The ACTU survey received responses from 9607 people – 68% of whom are women – across all sectors of the economy from education and public services to mining, finance and hospitality.
Nearly two thirds – 64 percent –of women who responded to the survey said they’d experienced sexual harassment at a current or former workplace, along with 35 percent of men.
The most commonly form of harassment was crude or offensive behaviour, reported by 69 percent of respondents, with 48 percent experiencing unwanted sexual attention, 35 percent inappropriate touching and 18 percent explicit texts, emails or messages on social media. Eight percent of respondents had experienced sexual coercion.

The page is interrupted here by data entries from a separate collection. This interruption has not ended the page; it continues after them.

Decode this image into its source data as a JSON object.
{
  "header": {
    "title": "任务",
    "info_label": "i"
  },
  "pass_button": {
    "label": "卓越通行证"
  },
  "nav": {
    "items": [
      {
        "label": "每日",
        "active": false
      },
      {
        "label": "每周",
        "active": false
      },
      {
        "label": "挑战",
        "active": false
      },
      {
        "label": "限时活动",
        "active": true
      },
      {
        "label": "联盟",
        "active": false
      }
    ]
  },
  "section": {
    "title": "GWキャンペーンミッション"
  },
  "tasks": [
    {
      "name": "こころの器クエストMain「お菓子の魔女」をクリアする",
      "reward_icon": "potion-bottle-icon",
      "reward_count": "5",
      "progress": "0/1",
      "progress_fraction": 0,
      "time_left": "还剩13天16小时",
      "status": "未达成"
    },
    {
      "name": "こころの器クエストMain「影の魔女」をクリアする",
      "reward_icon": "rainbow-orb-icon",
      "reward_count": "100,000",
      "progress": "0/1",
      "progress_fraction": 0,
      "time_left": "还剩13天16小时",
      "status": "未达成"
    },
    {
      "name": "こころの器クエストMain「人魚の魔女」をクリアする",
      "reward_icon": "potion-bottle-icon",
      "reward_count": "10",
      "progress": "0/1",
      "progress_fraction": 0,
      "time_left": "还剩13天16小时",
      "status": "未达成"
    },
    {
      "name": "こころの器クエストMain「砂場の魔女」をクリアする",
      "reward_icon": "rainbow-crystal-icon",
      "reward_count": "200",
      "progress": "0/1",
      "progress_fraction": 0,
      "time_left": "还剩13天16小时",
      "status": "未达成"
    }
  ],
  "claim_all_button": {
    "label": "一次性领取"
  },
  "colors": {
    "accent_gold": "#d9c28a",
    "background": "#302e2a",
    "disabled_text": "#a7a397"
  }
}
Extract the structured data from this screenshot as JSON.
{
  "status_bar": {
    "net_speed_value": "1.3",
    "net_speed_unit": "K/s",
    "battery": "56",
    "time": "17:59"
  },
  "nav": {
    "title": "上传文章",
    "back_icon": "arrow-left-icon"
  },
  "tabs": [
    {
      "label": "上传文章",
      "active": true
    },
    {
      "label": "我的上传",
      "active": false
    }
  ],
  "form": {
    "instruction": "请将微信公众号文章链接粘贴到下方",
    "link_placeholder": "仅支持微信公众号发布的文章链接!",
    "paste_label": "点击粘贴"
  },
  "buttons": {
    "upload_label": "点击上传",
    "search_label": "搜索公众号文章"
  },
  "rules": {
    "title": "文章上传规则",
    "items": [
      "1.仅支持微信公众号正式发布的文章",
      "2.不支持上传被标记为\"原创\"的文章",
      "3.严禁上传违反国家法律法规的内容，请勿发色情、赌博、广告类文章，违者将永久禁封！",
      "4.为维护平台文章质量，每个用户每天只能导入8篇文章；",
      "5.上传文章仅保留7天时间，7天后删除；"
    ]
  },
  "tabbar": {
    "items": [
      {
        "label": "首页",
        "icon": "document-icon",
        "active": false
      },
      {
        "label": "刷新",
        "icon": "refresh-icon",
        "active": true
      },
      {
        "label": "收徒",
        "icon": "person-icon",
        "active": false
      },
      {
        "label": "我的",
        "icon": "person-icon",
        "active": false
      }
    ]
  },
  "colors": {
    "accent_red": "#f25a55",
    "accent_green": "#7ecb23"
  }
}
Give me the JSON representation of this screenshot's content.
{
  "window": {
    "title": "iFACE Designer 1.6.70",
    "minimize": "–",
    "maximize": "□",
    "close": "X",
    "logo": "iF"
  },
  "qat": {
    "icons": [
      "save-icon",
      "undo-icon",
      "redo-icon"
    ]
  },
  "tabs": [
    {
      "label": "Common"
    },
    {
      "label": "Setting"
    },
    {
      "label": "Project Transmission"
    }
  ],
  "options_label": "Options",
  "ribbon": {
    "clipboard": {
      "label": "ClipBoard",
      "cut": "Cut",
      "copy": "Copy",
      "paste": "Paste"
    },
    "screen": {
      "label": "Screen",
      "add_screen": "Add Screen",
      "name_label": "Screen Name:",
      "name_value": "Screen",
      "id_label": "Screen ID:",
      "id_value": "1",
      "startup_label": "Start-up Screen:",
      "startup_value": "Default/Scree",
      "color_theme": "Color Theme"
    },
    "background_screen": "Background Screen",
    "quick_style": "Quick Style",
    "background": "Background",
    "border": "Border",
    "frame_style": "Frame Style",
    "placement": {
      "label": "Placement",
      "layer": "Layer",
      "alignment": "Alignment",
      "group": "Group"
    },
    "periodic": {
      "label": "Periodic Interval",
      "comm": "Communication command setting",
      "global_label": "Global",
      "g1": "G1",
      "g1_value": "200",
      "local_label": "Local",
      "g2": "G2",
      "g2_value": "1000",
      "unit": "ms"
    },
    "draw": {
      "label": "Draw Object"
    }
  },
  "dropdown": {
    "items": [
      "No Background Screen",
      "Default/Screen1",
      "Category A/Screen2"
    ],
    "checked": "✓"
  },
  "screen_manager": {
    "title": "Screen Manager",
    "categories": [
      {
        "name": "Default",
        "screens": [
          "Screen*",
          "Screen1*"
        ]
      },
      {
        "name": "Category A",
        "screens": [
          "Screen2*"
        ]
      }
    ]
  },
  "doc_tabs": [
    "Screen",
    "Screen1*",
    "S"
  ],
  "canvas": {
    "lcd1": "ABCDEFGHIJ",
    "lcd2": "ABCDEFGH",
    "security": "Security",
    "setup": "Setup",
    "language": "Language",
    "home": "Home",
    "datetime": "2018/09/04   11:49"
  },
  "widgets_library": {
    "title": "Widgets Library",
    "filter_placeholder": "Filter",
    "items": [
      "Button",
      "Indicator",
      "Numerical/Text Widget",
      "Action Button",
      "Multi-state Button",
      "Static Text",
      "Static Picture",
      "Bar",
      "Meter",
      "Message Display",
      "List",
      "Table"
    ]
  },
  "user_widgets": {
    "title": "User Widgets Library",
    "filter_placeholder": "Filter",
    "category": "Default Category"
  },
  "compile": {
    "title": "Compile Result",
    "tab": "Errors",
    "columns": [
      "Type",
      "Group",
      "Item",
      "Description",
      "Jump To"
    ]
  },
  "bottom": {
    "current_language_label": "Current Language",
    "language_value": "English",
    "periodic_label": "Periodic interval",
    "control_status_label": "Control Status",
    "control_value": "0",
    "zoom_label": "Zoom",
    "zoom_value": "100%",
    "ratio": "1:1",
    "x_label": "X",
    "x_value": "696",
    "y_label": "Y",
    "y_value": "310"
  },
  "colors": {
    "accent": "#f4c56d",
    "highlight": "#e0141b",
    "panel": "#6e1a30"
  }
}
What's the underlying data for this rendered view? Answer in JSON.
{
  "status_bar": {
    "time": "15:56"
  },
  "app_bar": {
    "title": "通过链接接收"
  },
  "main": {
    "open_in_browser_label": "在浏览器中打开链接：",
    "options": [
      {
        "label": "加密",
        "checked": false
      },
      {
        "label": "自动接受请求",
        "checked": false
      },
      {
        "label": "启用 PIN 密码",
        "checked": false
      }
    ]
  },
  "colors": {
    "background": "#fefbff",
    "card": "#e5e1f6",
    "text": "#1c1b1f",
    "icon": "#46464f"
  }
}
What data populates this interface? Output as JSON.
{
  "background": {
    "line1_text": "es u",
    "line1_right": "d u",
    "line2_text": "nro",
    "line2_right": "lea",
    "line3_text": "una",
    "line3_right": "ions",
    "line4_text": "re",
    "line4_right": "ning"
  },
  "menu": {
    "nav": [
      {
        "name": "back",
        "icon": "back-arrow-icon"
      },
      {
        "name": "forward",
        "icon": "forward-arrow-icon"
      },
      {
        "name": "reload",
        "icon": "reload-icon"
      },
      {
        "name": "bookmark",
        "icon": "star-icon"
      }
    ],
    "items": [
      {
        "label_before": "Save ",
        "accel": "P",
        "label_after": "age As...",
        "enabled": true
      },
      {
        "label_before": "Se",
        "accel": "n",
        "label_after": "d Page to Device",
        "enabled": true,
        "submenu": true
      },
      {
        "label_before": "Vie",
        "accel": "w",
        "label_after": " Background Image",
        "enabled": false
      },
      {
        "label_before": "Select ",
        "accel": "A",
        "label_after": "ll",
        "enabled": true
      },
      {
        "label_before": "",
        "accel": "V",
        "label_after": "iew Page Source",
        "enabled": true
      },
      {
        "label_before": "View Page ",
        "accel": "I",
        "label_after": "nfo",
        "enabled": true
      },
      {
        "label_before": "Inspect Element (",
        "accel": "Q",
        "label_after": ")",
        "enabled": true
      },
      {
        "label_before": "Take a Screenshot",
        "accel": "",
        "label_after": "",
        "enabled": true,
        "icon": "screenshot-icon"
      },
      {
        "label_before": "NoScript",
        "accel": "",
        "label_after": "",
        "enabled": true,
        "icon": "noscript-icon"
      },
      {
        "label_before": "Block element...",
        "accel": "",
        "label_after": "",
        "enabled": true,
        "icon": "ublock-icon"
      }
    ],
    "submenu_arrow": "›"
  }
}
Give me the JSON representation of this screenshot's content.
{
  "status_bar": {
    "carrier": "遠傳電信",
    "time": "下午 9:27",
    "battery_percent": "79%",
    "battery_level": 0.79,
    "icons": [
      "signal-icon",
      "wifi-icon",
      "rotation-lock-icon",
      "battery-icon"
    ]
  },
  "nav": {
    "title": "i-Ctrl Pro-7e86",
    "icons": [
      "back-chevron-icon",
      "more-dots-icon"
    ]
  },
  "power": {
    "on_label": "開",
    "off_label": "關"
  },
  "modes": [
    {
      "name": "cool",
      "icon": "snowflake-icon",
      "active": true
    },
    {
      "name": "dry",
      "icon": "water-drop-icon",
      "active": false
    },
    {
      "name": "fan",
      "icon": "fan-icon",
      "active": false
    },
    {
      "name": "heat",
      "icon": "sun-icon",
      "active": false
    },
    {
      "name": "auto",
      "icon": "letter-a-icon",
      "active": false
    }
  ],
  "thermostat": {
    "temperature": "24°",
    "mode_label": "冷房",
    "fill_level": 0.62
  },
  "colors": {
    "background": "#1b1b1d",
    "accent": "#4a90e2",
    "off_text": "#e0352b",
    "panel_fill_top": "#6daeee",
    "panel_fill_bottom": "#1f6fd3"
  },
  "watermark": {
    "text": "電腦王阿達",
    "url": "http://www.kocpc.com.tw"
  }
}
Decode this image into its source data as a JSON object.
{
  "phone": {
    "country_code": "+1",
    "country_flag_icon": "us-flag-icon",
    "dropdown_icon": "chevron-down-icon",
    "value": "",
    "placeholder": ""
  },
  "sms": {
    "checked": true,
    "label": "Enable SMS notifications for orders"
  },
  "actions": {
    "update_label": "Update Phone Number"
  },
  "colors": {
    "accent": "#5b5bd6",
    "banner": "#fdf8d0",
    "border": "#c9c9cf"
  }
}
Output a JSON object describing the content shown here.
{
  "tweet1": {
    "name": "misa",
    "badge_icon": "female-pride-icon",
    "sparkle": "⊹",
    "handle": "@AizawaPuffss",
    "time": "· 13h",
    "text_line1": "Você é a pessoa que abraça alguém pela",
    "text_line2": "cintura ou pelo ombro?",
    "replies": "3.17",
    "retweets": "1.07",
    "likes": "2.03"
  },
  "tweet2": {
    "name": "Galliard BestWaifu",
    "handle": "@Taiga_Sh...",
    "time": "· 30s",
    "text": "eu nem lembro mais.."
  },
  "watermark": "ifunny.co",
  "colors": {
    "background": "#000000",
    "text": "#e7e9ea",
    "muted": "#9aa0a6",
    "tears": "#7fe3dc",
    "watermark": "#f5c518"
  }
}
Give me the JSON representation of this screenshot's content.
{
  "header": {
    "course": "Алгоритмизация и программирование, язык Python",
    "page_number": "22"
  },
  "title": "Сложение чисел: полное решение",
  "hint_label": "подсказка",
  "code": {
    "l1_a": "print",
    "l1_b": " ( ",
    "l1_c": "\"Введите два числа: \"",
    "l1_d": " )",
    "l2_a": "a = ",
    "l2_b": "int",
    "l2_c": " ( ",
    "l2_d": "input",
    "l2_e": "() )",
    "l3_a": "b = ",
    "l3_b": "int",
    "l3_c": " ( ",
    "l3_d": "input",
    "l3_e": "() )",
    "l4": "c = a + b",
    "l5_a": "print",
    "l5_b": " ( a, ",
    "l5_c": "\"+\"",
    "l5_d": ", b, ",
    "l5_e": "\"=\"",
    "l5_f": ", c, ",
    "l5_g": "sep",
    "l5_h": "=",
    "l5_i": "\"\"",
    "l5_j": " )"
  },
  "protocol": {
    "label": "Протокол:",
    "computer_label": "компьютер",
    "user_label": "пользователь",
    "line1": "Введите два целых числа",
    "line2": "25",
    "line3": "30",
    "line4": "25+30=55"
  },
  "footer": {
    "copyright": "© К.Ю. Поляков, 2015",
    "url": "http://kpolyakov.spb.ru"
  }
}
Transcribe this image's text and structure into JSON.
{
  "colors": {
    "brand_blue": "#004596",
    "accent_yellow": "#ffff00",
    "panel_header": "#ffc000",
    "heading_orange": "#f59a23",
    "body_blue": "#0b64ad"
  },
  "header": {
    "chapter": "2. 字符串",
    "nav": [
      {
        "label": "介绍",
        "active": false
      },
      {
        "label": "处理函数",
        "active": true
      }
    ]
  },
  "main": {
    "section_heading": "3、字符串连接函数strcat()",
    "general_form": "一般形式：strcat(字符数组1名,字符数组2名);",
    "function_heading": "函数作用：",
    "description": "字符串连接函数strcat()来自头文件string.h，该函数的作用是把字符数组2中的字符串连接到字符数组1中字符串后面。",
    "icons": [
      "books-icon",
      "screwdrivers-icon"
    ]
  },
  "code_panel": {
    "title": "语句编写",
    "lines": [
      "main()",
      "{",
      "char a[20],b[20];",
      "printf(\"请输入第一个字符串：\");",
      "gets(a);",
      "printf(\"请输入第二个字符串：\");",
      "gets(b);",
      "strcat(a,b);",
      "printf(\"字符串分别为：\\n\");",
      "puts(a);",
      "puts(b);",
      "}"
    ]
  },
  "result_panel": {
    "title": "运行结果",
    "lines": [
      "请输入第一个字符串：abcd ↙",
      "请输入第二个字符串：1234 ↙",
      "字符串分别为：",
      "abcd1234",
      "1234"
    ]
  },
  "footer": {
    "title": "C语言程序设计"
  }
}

While 58.8 percent of those who’d experienced harassment told someone about their experience, only 26.7 percent chose to make a formal complaint.
The number one reason people declined to pursue a formal complaint was that they feared negative repercussions (cited by 55 percent of people who’d experienced harassment). Close behind was a lack of faith in the complaints process (cited by 50 percent of respondents).
Two thirds – 66 percent – of people said they’d witnessed sexual harassment at work, with 23.6 percent of those saying that the harassment they’d witnessed was frequent, and 41.7 percent saying it was occasional.
Quotes attributable to ACTU President Michele O’Neil:
“Everyone should go to work free from the fear of harassment and unwanted sexual attention.
“For many people – mainly women – today in Australia this is not the reality. Our workplace laws have failed women who are experiencing harassment at work.
“The results show that while nearly two thirds of women and one third of men have experienced harassment, very few believe that our current rules will deliver them justice.
“We need to change the rules. Sexual harassment is a workplace issue and people who experience it should be able to take it up through the workplace umpire.
“We need access to fair, effective and efficient complaints mechanisms that support people who’ve been harassed, not punish them.”